**Assigned task**
Write out every line below that includes the word "Çağrı".

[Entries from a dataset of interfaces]
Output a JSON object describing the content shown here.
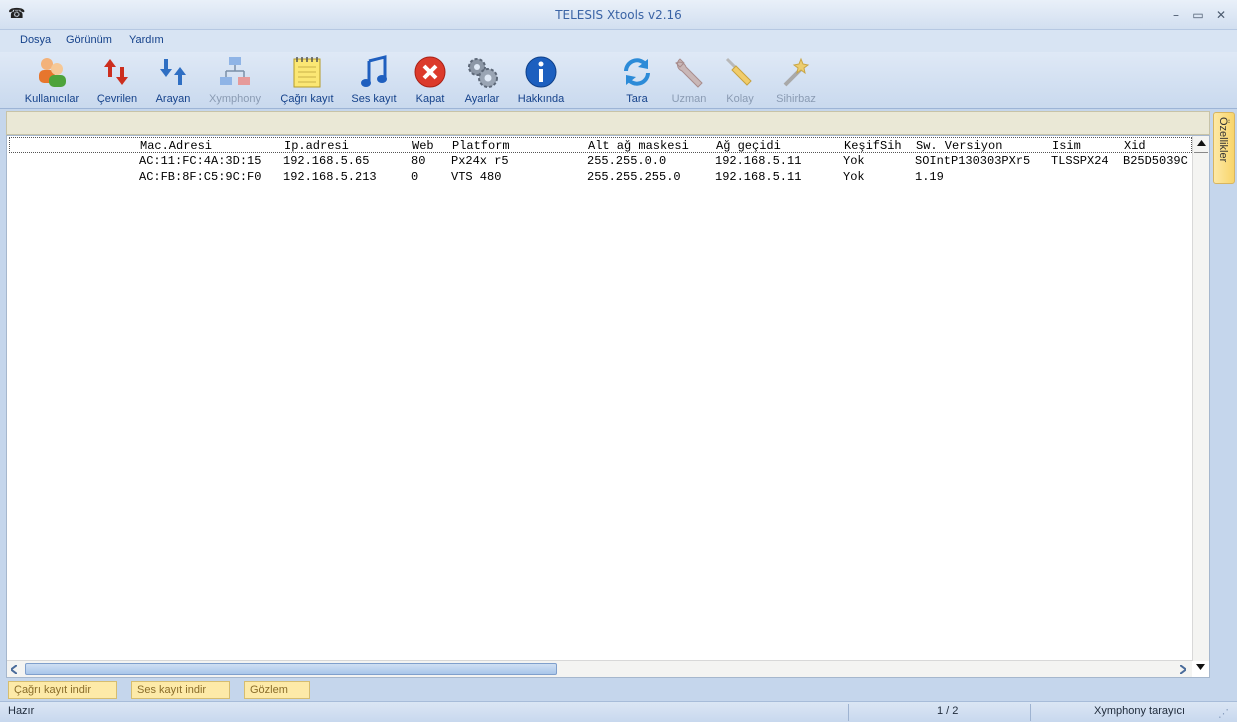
{
  "window": {
    "title": "TELESIS Xtools v2.16",
    "app_icon": "telephone-icon"
  },
  "menu": [
    "Dosya",
    "Görünüm",
    "Yardım"
  ],
  "toolbar": [
    {
      "label": "Kullanıcılar",
      "icon": "users-icon",
      "enabled": true
    },
    {
      "label": "Çevrilen",
      "icon": "outgoing-calls-icon",
      "enabled": true
    },
    {
      "label": "Arayan",
      "icon": "incoming-calls-icon",
      "enabled": true
    },
    {
      "label": "Xymphony",
      "icon": "network-diagram-icon",
      "enabled": false
    },
    {
      "label": "Çağrı kayıt",
      "icon": "notepad-icon",
      "enabled": true
    },
    {
      "label": "Ses kayıt",
      "icon": "music-note-icon",
      "enabled": true
    },
    {
      "label": "Kapat",
      "icon": "close-circle-icon",
      "enabled": true
    },
    {
      "label": "Ayarlar",
      "icon": "gears-icon",
      "enabled": true
    },
    {
      "label": "Hakkında",
      "icon": "info-icon",
      "enabled": true
    },
    {
      "label": "Tara",
      "icon": "refresh-icon",
      "enabled": true
    },
    {
      "label": "Uzman",
      "icon": "wrench-icon",
      "enabled": false
    },
    {
      "label": "Kolay",
      "icon": "screwdriver-icon",
      "enabled": false
    },
    {
      "label": "Sihirbaz",
      "icon": "magic-wand-icon",
      "enabled": false
    }
  ],
  "table": {
    "columns": [
      "Mac.Adresi",
      "Ip.adresi",
      "Web",
      "Platform",
      "Alt ağ maskesi",
      "Ağ geçidi",
      "KeşifSih",
      "Sw. Versiyon",
      "Isim",
      "Xid"
    ],
    "rows": [
      [
        "AC:11:FC:4A:3D:15",
        "192.168.5.65",
        "80",
        "Px24x r5",
        "255.255.0.0",
        "192.168.5.11",
        "Yok",
        "SOIntP130303PXr5",
        "TLSSPX24",
        "B25D5039C"
      ],
      [
        "AC:FB:8F:C5:9C:F0",
        "192.168.5.213",
        "0",
        "VTS 480",
        "255.255.255.0",
        "192.168.5.11",
        "Yok",
        "1.19",
        "",
        ""
      ]
    ]
  },
  "side_tab": "Özellikler",
  "bottom_tabs": [
    "Çağrı kayıt indir",
    "Ses kayıt indir",
    "Gözlem"
  ],
  "status": {
    "left": "Hazır",
    "page": "1 / 2",
    "right": "Xymphony tarayıcı"
  }
}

**Answer to this exercise**
      "label": "Çağrı kayıt",
    "Çağrı kayıt indir",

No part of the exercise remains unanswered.